━━━━━ Record extracts ━━━━━

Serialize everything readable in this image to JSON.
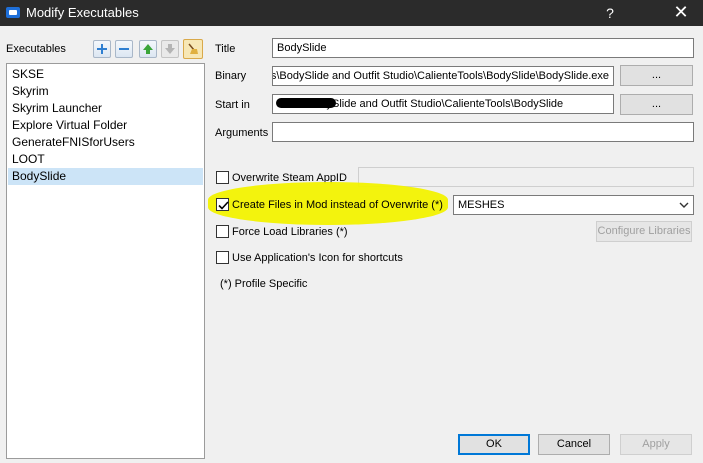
{
  "window": {
    "title": "Modify Executables",
    "help_glyph": "?",
    "close_glyph": "✕"
  },
  "left": {
    "heading": "Executables",
    "toolbar": [
      "add-icon",
      "remove-icon",
      "move-up-icon",
      "move-down-icon",
      "clear-icon"
    ],
    "items": [
      "SKSE",
      "Skyrim",
      "Skyrim Launcher",
      "Explore Virtual Folder",
      "GenerateFNISforUsers",
      "LOOT",
      "BodySlide"
    ],
    "selected_index": 6
  },
  "form": {
    "title_label": "Title",
    "title_value": "BodySlide",
    "binary_label": "Binary",
    "binary_value": "ds\\BodySlide and Outfit Studio\\CalienteTools\\BodySlide\\BodySlide.exe",
    "binary_browse": "...",
    "startin_label": "Start in",
    "startin_value": "mods\\BodySlide and Outfit Studio\\CalienteTools\\BodySlide",
    "startin_browse": "...",
    "arguments_label": "Arguments",
    "arguments_value": ""
  },
  "options": {
    "steam_appid_label": "Overwrite Steam AppID",
    "steam_appid_checked": false,
    "steam_appid_value": "",
    "create_files_label": "Create Files in Mod instead of Overwrite (*)",
    "create_files_checked": true,
    "create_files_mod": "MESHES",
    "force_load_label": "Force Load Libraries (*)",
    "force_load_checked": false,
    "configure_libraries": "Configure Libraries",
    "app_icon_label": "Use Application's Icon for shortcuts",
    "app_icon_checked": false,
    "profile_note": "(*) Profile Specific"
  },
  "buttons": {
    "ok": "OK",
    "cancel": "Cancel",
    "apply": "Apply"
  },
  "colors": {
    "titlebar": "#2b2b2b",
    "selection": "#cce4f7",
    "highlight": "#f2f200",
    "default_button_border": "#0078d7"
  }
}
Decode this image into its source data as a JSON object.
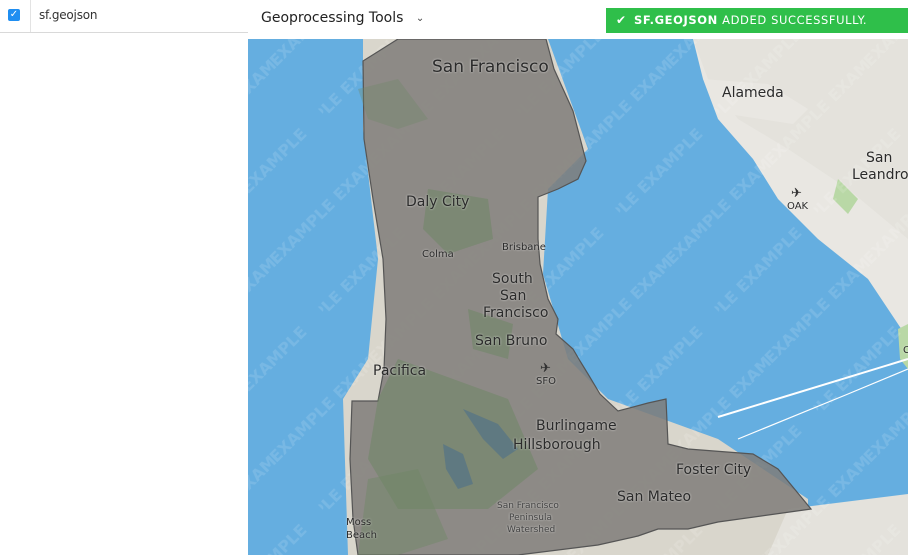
{
  "sidebar": {
    "layer": {
      "checked": true,
      "name": "sf.geojson"
    }
  },
  "toolbar": {
    "geoprocessing_label": "Geoprocessing Tools",
    "chevron_icon": "chevron-down-icon"
  },
  "toast": {
    "icon": "check-icon",
    "filename": "SF.GEOJSON",
    "message": "ADDED SUCCESSFULLY.",
    "color": "#2fbf4a"
  },
  "map": {
    "watermark": "EXAMPLE",
    "places": {
      "san_francisco": "San Francisco",
      "alameda": "Alameda",
      "san_leandro_1": "San",
      "san_leandro_2": "Leandro",
      "oak": "OAK",
      "daly_city": "Daly City",
      "brisbane": "Brisbane",
      "colma": "Colma",
      "south_sf_1": "South",
      "south_sf_2": "San",
      "south_sf_3": "Francisco",
      "san_bruno": "San Bruno",
      "pacifica": "Pacifica",
      "sfo": "SFO",
      "burlingame": "Burlingame",
      "hillsborough": "Hillsborough",
      "foster_city": "Foster City",
      "san_mateo": "San Mateo",
      "watershed_1": "San Francisco",
      "watershed_2": "Peninsula",
      "watershed_3": "Watershed",
      "moss_beach_1": "Moss",
      "moss_beach_2": "Beach",
      "edge_c": "C"
    },
    "colors": {
      "water": "#65aee0",
      "land": "#e9e7e2",
      "polygon_fill": "#8c8a86",
      "polygon_stroke": "#555555"
    }
  }
}
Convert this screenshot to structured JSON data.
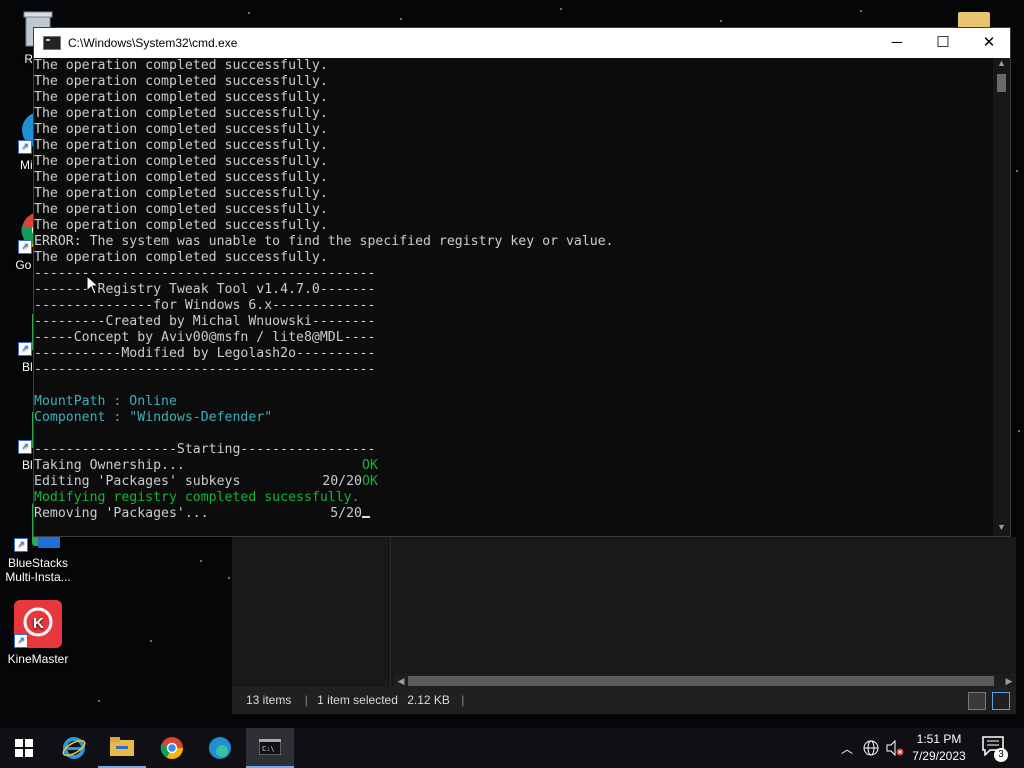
{
  "desktop": {
    "icons": [
      {
        "label": "Recy",
        "icon": "recycle-bin-icon"
      },
      {
        "label": "Mic E",
        "icon": "edge-icon"
      },
      {
        "label": "Go Chi",
        "icon": "chrome-icon"
      },
      {
        "label": "BlueS",
        "icon": "bluestacks-icon"
      },
      {
        "label": "BlueS",
        "icon": "bluestacks-icon"
      },
      {
        "label": "BlueStacks Multi-Insta...",
        "icon": "bluestacks-multi-icon"
      },
      {
        "label": "KineMaster",
        "icon": "kinemaster-icon"
      }
    ]
  },
  "cmd": {
    "title": "C:\\Windows\\System32\\cmd.exe",
    "lines": [
      {
        "text": "The operation completed successfully.",
        "color": "default"
      },
      {
        "text": "The operation completed successfully.",
        "color": "default"
      },
      {
        "text": "The operation completed successfully.",
        "color": "default"
      },
      {
        "text": "The operation completed successfully.",
        "color": "default"
      },
      {
        "text": "The operation completed successfully.",
        "color": "default"
      },
      {
        "text": "The operation completed successfully.",
        "color": "default"
      },
      {
        "text": "The operation completed successfully.",
        "color": "default"
      },
      {
        "text": "The operation completed successfully.",
        "color": "default"
      },
      {
        "text": "The operation completed successfully.",
        "color": "default"
      },
      {
        "text": "The operation completed successfully.",
        "color": "default"
      },
      {
        "text": "The operation completed successfully.",
        "color": "default"
      },
      {
        "text": "ERROR: The system was unable to find the specified registry key or value.",
        "color": "default"
      },
      {
        "text": "The operation completed successfully.",
        "color": "default"
      },
      {
        "text": "-------------------------------------------",
        "color": "default"
      },
      {
        "text": "--------Registry Tweak Tool v1.4.7.0-------",
        "color": "default"
      },
      {
        "text": "---------------for Windows 6.x-------------",
        "color": "default"
      },
      {
        "text": "---------Created by Michal Wnuowski--------",
        "color": "default"
      },
      {
        "text": "-----Concept by Aviv00@msfn / lite8@MDL----",
        "color": "default"
      },
      {
        "text": "-----------Modified by Legolash2o----------",
        "color": "default"
      },
      {
        "text": "-------------------------------------------",
        "color": "default"
      },
      {
        "text": "",
        "color": "default"
      },
      {
        "text": "MountPath : Online",
        "color": "cyan"
      },
      {
        "text": "Component : \"Windows-Defender\"",
        "color": "cyan"
      },
      {
        "text": "",
        "color": "default"
      },
      {
        "text": "------------------Starting-----------------",
        "color": "default"
      }
    ],
    "status_lines": [
      {
        "label": "Taking Ownership...",
        "value": "",
        "ok": "OK"
      },
      {
        "label": "Editing 'Packages' subkeys",
        "value": "20/20",
        "ok": "OK"
      }
    ],
    "success_line": "Modifying registry completed sucessfully.",
    "progress_line": {
      "label": "Removing 'Packages'...",
      "value": "5/20"
    }
  },
  "explorer": {
    "items_count": "13 items",
    "selection": "1 item selected",
    "size": "2.12 KB",
    "separator": "|"
  },
  "taskbar": {
    "apps": [
      "start-icon",
      "internet-explorer-icon",
      "file-explorer-icon",
      "chrome-icon",
      "edge-icon",
      "cmd-icon"
    ],
    "time": "1:51 PM",
    "date": "7/29/2023",
    "notifications": "3"
  },
  "colors": {
    "console_bg": "#0c0c0c",
    "console_text": "#cccccc",
    "cyan": "#3ab0b8",
    "green": "#15b436"
  }
}
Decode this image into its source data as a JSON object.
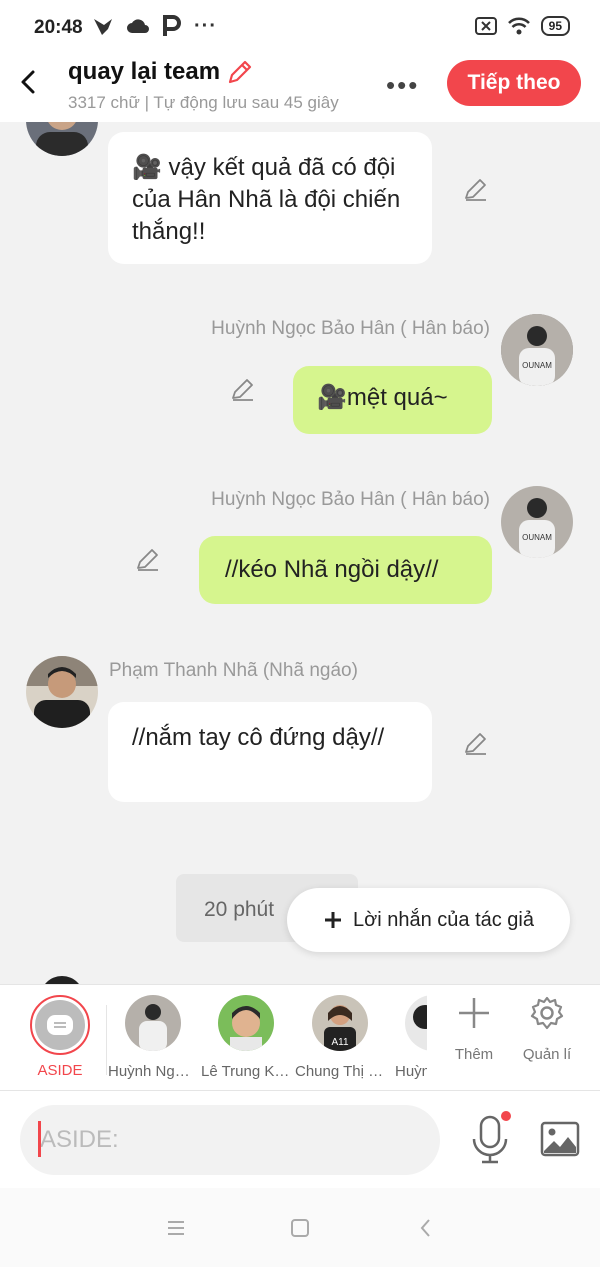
{
  "status_bar": {
    "time": "20:48",
    "notification_icons": [
      "fox-icon",
      "cloud-icon",
      "p-icon",
      "more-dots-icon"
    ],
    "battery": "95"
  },
  "header": {
    "title": "quay lại team",
    "subtitle": "3317 chữ | Tự động lưu sau 45 giây",
    "more_label": "•••",
    "next_label": "Tiếp theo"
  },
  "messages": [
    {
      "side": "left",
      "name": "",
      "text": "🎥 vậy kết quả đã có đội của Hân Nhã là đội chiến thắng!!"
    },
    {
      "side": "right",
      "name": "Huỳnh Ngọc Bảo Hân ( Hân báo)",
      "text": "🎥mệt quá~"
    },
    {
      "side": "right",
      "name": "Huỳnh Ngọc Bảo Hân ( Hân báo)",
      "text": "//kéo Nhã ngồi dậy//"
    },
    {
      "side": "left",
      "name": "Phạm Thanh Nhã (Nhã ngáo)",
      "text": "//nắm tay cô đứng dậy//"
    }
  ],
  "timestamp": "20 phút",
  "author_note": {
    "label": "Lời nhắn của tác giả"
  },
  "characters": {
    "aside_label": "ASIDE",
    "list": [
      {
        "label": "Huỳnh Ngọc Bảo Hân"
      },
      {
        "label": "Lê Trung Kiên"
      },
      {
        "label": "Chung Thị Hà"
      },
      {
        "label": "Huỳnh"
      }
    ],
    "add_label": "Thêm",
    "manage_label": "Quản lí"
  },
  "input": {
    "placeholder": "ASIDE:"
  },
  "colors": {
    "accent": "#f2464c",
    "bubble_green": "#d6f58e",
    "background": "#f2f2f2"
  }
}
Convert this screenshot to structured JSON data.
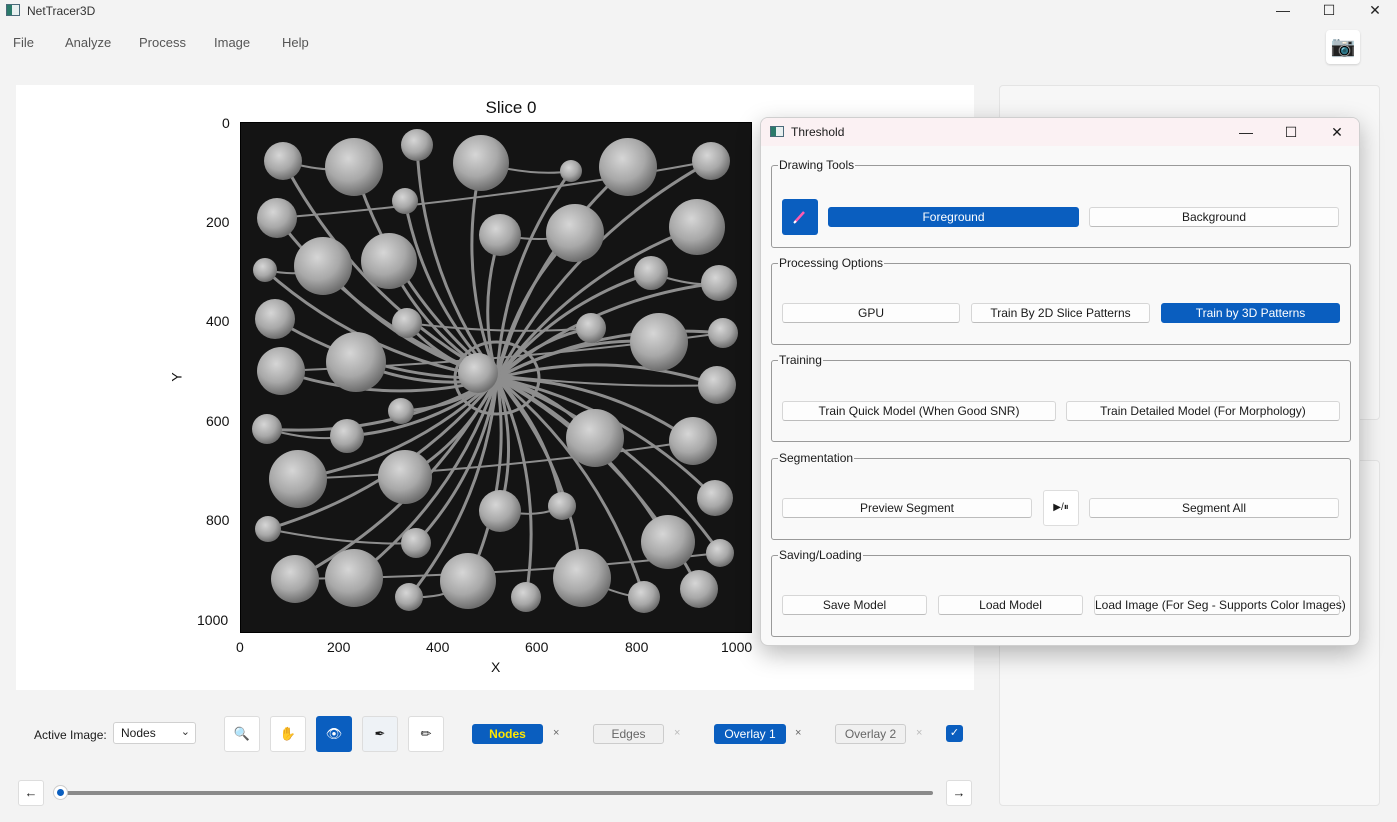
{
  "window": {
    "title": "NetTracer3D",
    "minimize": "—",
    "maximize": "☐",
    "close": "✕"
  },
  "menu": {
    "items": [
      "File",
      "Analyze",
      "Process",
      "Image",
      "Help"
    ]
  },
  "camera_icon": "📷",
  "plot": {
    "title": "Slice 0",
    "xlabel": "X",
    "ylabel": "Y",
    "xticks": [
      "0",
      "200",
      "400",
      "600",
      "800",
      "1000"
    ],
    "yticks": [
      "0",
      "200",
      "400",
      "600",
      "800",
      "1000"
    ]
  },
  "toolbar": {
    "active_image_label": "Active Image:",
    "active_image_value": "Nodes",
    "chev": "⌄",
    "tools": [
      {
        "name": "zoom-tool-button",
        "icon": "🔍"
      },
      {
        "name": "pan-tool-button",
        "icon": "✋"
      },
      {
        "name": "view-tool-button",
        "icon": "👁"
      },
      {
        "name": "brush-tool-button",
        "icon": "✒"
      },
      {
        "name": "highlight-tool-button",
        "icon": "✏"
      }
    ],
    "channels": [
      "Nodes",
      "Edges",
      "Overlay 1",
      "Overlay 2"
    ],
    "close_mark": "×",
    "check_mark": "✓"
  },
  "slider": {
    "prev": "←",
    "next": "→"
  },
  "threshold_dialog": {
    "title": "Threshold",
    "minimize": "—",
    "maximize": "☐",
    "close": "✕",
    "drawing_tools": {
      "legend": "Drawing Tools",
      "foreground": "Foreground",
      "background": "Background"
    },
    "processing_options": {
      "legend": "Processing Options",
      "gpu": "GPU",
      "train_2d": "Train By 2D Slice Patterns",
      "train_3d": "Train by 3D Patterns"
    },
    "training": {
      "legend": "Training",
      "quick": "Train Quick Model (When Good SNR)",
      "detailed": "Train Detailed Model (For Morphology)"
    },
    "segmentation": {
      "legend": "Segmentation",
      "preview": "Preview Segment",
      "play_pause": "▶/⏸",
      "segment_all": "Segment All"
    },
    "saving_loading": {
      "legend": "Saving/Loading",
      "save": "Save Model",
      "load": "Load Model",
      "load_image": "Load Image (For Seg - Supports Color Images)"
    }
  }
}
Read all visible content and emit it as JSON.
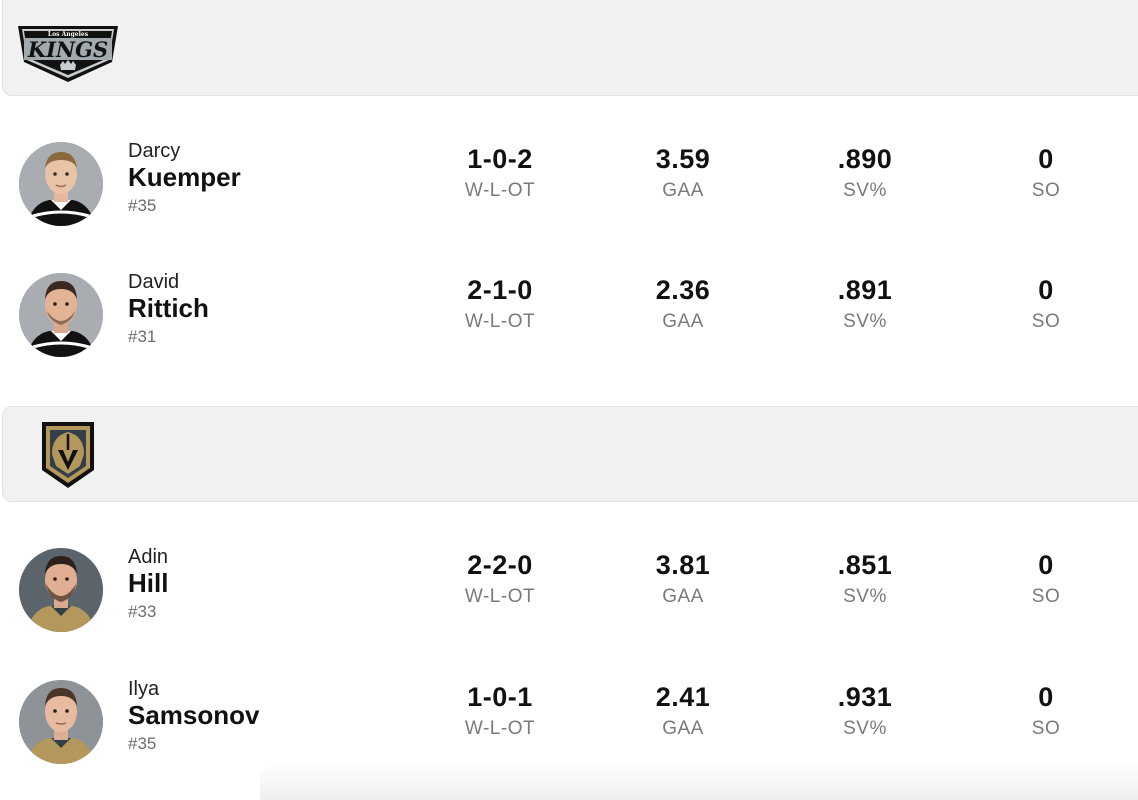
{
  "teams": [
    {
      "name": "Los Angeles Kings",
      "logo_text_top": "Los Angeles",
      "logo_text_main": "KINGS",
      "goalies": [
        {
          "first": "Darcy",
          "last": "Kuemper",
          "number": "#35",
          "jersey": "kings",
          "stats": [
            {
              "value": "1-0-2",
              "label": "W-L-OT"
            },
            {
              "value": "3.59",
              "label": "GAA"
            },
            {
              "value": ".890",
              "label": "SV%"
            },
            {
              "value": "0",
              "label": "SO"
            }
          ]
        },
        {
          "first": "David",
          "last": "Rittich",
          "number": "#31",
          "jersey": "kings",
          "stats": [
            {
              "value": "2-1-0",
              "label": "W-L-OT"
            },
            {
              "value": "2.36",
              "label": "GAA"
            },
            {
              "value": ".891",
              "label": "SV%"
            },
            {
              "value": "0",
              "label": "SO"
            }
          ]
        }
      ]
    },
    {
      "name": "Vegas Golden Knights",
      "goalies": [
        {
          "first": "Adin",
          "last": "Hill",
          "number": "#33",
          "jersey": "vegas",
          "stats": [
            {
              "value": "2-2-0",
              "label": "W-L-OT"
            },
            {
              "value": "3.81",
              "label": "GAA"
            },
            {
              "value": ".851",
              "label": "SV%"
            },
            {
              "value": "0",
              "label": "SO"
            }
          ]
        },
        {
          "first": "Ilya",
          "last": "Samsonov",
          "number": "#35",
          "jersey": "vegas",
          "stats": [
            {
              "value": "1-0-1",
              "label": "W-L-OT"
            },
            {
              "value": "2.41",
              "label": "GAA"
            },
            {
              "value": ".931",
              "label": "SV%"
            },
            {
              "value": "0",
              "label": "SO"
            }
          ]
        }
      ]
    }
  ],
  "colors": {
    "header_bg": "#f1f1f1",
    "kings_black": "#111111",
    "kings_silver": "#a2aaad",
    "vegas_gold": "#b4975a",
    "vegas_steel": "#333f48"
  }
}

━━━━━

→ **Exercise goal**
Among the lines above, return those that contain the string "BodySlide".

→ **Result of the task**
      "BodySlide"
    "title_value": "BodySlide",
    "binary_value": "ds\\BodySlide and Outfit Studio\\CalienteTools\\BodySlide\\BodySlide.exe",
    "startin_value": "mods\\BodySlide and Outfit Studio\\CalienteTools\\BodySlide",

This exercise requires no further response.